* Exercise details
Every picture is to be removed, and all the data is to be copied exactly.

* App and web page records
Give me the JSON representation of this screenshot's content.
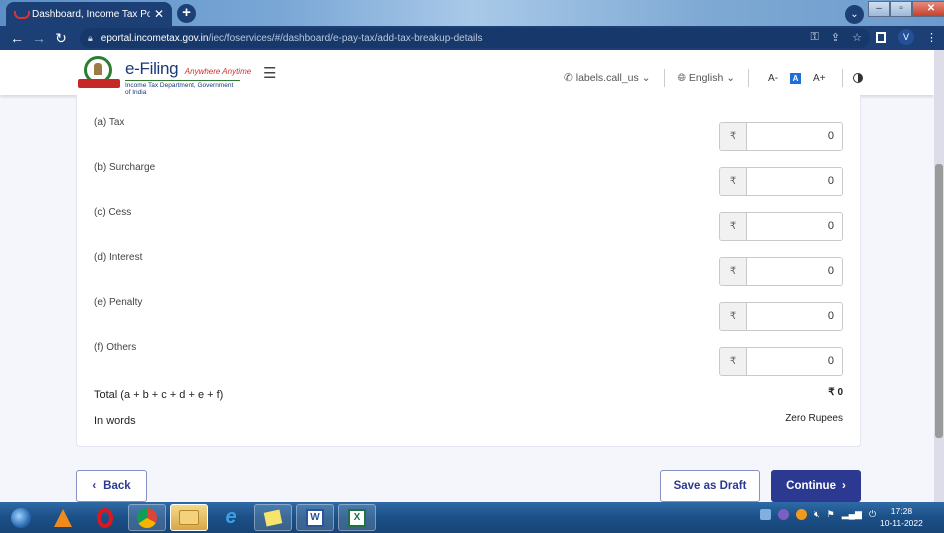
{
  "browser": {
    "tab_title": "Dashboard, Income Tax Portal, G",
    "url_host": "eportal.incometax.gov.in",
    "url_path": "/iec/foservices/#/dashboard/e-pay-tax/add-tax-breakup-details",
    "profile_initial": "V"
  },
  "header": {
    "brand": "e-Filing",
    "tagline": "Anywhere Anytime",
    "department": "Income Tax Department, Government of India",
    "call_us_label": "labels.call_us",
    "language": "English",
    "font_decrease": "A-",
    "font_normal": "A",
    "font_increase": "A+"
  },
  "form": {
    "currency_symbol": "₹",
    "rows": [
      {
        "label": "(a) Tax",
        "value": "0"
      },
      {
        "label": "(b) Surcharge",
        "value": "0"
      },
      {
        "label": "(c) Cess",
        "value": "0"
      },
      {
        "label": "(d) Interest",
        "value": "0"
      },
      {
        "label": "(e) Penalty",
        "value": "0"
      },
      {
        "label": "(f) Others",
        "value": "0"
      }
    ],
    "total_label": "Total (a + b + c + d + e + f)",
    "total_value": "₹ 0",
    "words_label": "In words",
    "words_value": "Zero Rupees"
  },
  "actions": {
    "back": "Back",
    "save_draft": "Save as Draft",
    "continue": "Continue"
  },
  "taskbar": {
    "apps": [
      "start",
      "vlc",
      "opera",
      "chrome",
      "explorer",
      "internet-explorer",
      "sticky-notes",
      "word",
      "excel"
    ],
    "time": "17:28",
    "date": "10-11-2022"
  },
  "colors": {
    "primary": "#2b3990",
    "chrome_dark": "#1c3f75"
  }
}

* Exercise result
Give me the JSON representation of this screenshot's content.
{
  "browser": {
    "tab_title": "Dashboard, Income Tax Portal, G",
    "url_host": "eportal.incometax.gov.in",
    "url_path": "/iec/foservices/#/dashboard/e-pay-tax/add-tax-breakup-details",
    "profile_initial": "V"
  },
  "header": {
    "brand": "e-Filing",
    "tagline": "Anywhere Anytime",
    "department": "Income Tax Department, Government of India",
    "call_us_label": "labels.call_us",
    "language": "English",
    "font_decrease": "A-",
    "font_normal": "A",
    "font_increase": "A+"
  },
  "form": {
    "currency_symbol": "₹",
    "rows": [
      {
        "label": "(a) Tax",
        "value": "0"
      },
      {
        "label": "(b) Surcharge",
        "value": "0"
      },
      {
        "label": "(c) Cess",
        "value": "0"
      },
      {
        "label": "(d) Interest",
        "value": "0"
      },
      {
        "label": "(e) Penalty",
        "value": "0"
      },
      {
        "label": "(f) Others",
        "value": "0"
      }
    ],
    "total_label": "Total (a + b + c + d + e + f)",
    "total_value": "₹ 0",
    "words_label": "In words",
    "words_value": "Zero Rupees"
  },
  "actions": {
    "back": "Back",
    "save_draft": "Save as Draft",
    "continue": "Continue"
  },
  "taskbar": {
    "apps": [
      "start",
      "vlc",
      "opera",
      "chrome",
      "explorer",
      "internet-explorer",
      "sticky-notes",
      "word",
      "excel"
    ],
    "time": "17:28",
    "date": "10-11-2022"
  },
  "colors": {
    "primary": "#2b3990",
    "chrome_dark": "#1c3f75"
  }
}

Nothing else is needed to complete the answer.